Back to Basics
What our president meant when he promised to put “America First” was not isolationism or going it alone in the world. He meant he would put the interests of what's best for Americans as the first measure of good foreign and defense policy.
He certainly seems to have held good on that promise so far. He reaffirmed the U.S. commitment to NATO which is crucial to the stability of Western Europe. He took the fight to ISIS in the Middle East. Trump stood tough against North Korea. Now he has chosen to stick it out in Afghanistan.
There are two U.S. interests in the country that make an American effort worthwhile. First, it is in America's interest to keep Afghanistan from becoming a source of regional instability. Second, as a matter of self-preservation we should work to prevent the country from being used as a platform for transnational terrorism.
The president's strategy looks reasonably designed to achieve both of those goals—sustaining an effort that could well last over the next seven and a half years of a Trump presidency.

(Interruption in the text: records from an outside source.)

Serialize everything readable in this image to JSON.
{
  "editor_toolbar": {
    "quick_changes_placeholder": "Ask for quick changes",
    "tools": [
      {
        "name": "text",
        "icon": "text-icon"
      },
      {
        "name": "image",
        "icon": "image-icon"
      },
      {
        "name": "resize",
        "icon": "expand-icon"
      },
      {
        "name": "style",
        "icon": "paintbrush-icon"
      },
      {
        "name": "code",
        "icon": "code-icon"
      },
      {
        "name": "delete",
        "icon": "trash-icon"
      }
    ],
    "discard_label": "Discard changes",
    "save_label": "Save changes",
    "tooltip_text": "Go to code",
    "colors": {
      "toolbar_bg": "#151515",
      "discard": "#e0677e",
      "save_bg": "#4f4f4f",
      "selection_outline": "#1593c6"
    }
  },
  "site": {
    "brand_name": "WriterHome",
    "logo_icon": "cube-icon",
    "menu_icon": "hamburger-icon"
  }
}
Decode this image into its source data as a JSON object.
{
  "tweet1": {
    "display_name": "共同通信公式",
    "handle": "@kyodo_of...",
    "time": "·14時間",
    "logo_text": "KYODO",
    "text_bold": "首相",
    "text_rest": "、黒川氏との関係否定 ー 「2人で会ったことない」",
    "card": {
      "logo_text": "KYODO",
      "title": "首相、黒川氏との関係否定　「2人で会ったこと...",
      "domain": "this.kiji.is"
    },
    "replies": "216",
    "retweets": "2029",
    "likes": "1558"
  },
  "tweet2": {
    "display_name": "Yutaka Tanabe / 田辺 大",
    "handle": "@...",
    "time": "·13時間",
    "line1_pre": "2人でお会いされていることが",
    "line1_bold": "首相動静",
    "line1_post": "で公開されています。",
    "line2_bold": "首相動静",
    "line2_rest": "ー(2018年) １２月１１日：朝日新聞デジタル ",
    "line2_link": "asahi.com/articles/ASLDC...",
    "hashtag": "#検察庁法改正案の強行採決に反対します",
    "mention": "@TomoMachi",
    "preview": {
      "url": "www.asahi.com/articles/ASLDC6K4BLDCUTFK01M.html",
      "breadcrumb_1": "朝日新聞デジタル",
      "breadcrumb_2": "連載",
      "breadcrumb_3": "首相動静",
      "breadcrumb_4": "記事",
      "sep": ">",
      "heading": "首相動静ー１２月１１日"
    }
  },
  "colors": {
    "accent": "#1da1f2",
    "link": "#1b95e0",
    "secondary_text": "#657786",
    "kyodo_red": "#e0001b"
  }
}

Still, now that the White House has settled on a suitable and responsible strategy, the tasks of the Oval Office are far from over. There are several top issues that the administration needs to settle in short order.
Next, Trump needs to flesh out, before November, a long-term plan for dealing with Iran.
The Oval Office must settle on the rest of its Middle East strategy. This includes dealing with ISIS 2.0, al Qaeda affiliates, our policy towards the hot spots of Syria, Yemen, Libya, and Somalia, as well as keeping countries like Tunisia, Lebanon, Jordan, and Iraq stable.
Additionally, the White House needs to round out its effort to defeat transnational criminal networks rooted in Central America.
Our president must also circle back to Western Europe, mapping out what comes after reassuring NATO. More NATO expansion? Trade? Russia? The INF treaty?
And then there is filling out the white space in how the United States will compete with China over the long term—not just in the South China Sea, but in the Indian Ocean and along the Belt and Road.
Further, the White House needs to fill out its political team so that the president can implement the agenda he will put in place over the next few months.
Finally, Trump still has to deliver on the promise of rebuilding a “peace through strength” military.
After the speech the only advice I have for the president is get back to work—there is so much more foreign and security policy to be done.
James Jay Carafano is a Heritage Foundation vice president and directs the think tank’s research into national security and foreign relations.